Date of Award
Doctor of Philosophy (PhD)
Dr. R.G. Walker
The Moosebar and Gates Formations in northeastern British Columbia consist of seven major transgressive-regressive cycles. These cycles are laterally persistent and can be traced from the Foothills, eastwards into Alberta. Nonmarine sediments are thickest in the south and pinch out in a northerly direction. Shorelines were conglomeratic, within an east-west trending conglomeratic prone zone, wherever there was a local fluvial supply. Regional shorelines were oriented west northwest-east southeast. Regional paleoslope dipped northwards. During each regression, Falher coastlines prograded northwards as shoreline-attached, storm and tidally dominated strandplains. The Notikewin Member represents a progradational mesotidal barrier island system. Several of the Falher transgressive and regressive limits fall within a 30 to 40 km east-west trending zone which parallels the location and trend of the Peace River Arch. Gates cyclicity and sediment source was caused by tectonic events occurring to the west and south west, but the shoreline trends were affected by the Peace River Arch. The sediments have a multiple source rock provenance, derived from older clastic sediments, evaporites, low to medium rank metamorphics, volcanics and possibly minor amounts of plutonic igneous terrains. These source rocks are now situated both west and east of the Rocky Mountain Trench.
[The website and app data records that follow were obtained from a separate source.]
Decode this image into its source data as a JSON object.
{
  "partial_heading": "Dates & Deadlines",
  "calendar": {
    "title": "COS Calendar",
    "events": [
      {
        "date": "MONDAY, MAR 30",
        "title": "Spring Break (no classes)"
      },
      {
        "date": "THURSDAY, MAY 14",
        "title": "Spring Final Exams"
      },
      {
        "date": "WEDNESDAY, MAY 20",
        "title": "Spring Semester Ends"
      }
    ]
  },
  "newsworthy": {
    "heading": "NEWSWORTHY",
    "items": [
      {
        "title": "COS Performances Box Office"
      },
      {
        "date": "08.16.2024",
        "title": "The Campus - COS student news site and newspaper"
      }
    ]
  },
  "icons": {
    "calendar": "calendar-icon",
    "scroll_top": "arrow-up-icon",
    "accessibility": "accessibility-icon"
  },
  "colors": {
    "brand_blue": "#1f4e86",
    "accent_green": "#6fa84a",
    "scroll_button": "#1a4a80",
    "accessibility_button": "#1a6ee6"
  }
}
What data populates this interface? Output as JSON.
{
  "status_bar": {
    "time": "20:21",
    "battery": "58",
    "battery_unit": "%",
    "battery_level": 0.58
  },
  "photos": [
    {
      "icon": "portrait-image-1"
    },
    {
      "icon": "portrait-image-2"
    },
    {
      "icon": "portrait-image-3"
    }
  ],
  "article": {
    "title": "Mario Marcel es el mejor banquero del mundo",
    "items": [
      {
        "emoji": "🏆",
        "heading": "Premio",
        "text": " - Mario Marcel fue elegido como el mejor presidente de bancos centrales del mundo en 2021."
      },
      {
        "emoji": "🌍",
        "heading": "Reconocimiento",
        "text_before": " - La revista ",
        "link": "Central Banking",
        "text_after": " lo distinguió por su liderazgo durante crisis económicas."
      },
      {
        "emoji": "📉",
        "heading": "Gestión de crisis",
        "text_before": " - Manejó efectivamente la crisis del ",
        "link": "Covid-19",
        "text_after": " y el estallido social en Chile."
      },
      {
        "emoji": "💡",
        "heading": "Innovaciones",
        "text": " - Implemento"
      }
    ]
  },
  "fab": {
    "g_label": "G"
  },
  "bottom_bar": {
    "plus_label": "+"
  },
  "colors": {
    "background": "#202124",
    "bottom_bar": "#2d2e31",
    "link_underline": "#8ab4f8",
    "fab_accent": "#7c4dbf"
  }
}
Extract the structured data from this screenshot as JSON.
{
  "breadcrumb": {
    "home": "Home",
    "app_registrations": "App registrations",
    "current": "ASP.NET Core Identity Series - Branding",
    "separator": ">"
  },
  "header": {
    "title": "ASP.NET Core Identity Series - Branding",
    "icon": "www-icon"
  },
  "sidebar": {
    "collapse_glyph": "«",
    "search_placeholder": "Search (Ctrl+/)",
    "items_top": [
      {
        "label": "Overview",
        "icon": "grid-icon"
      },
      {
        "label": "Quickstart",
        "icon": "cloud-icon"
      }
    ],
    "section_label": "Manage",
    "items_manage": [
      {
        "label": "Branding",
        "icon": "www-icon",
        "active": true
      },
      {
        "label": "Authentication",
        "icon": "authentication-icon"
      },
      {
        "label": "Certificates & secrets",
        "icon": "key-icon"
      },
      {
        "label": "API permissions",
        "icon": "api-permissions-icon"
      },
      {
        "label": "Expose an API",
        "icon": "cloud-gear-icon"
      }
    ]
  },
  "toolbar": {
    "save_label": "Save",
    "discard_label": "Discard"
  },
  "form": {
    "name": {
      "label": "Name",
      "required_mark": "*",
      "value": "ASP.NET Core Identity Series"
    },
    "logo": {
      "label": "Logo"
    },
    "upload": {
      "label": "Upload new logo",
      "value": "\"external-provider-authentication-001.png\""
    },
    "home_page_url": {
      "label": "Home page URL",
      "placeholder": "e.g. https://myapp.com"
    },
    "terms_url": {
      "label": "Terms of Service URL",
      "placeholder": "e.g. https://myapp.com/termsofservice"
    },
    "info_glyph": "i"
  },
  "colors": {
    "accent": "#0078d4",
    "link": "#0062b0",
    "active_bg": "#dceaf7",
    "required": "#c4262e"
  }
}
Leckie, Dale Allen, "Sedimentology of the Moosebar and Gates Formations (Lower Cretaceous)" (1983). Open Access Dissertations and Theses. Paper 1333.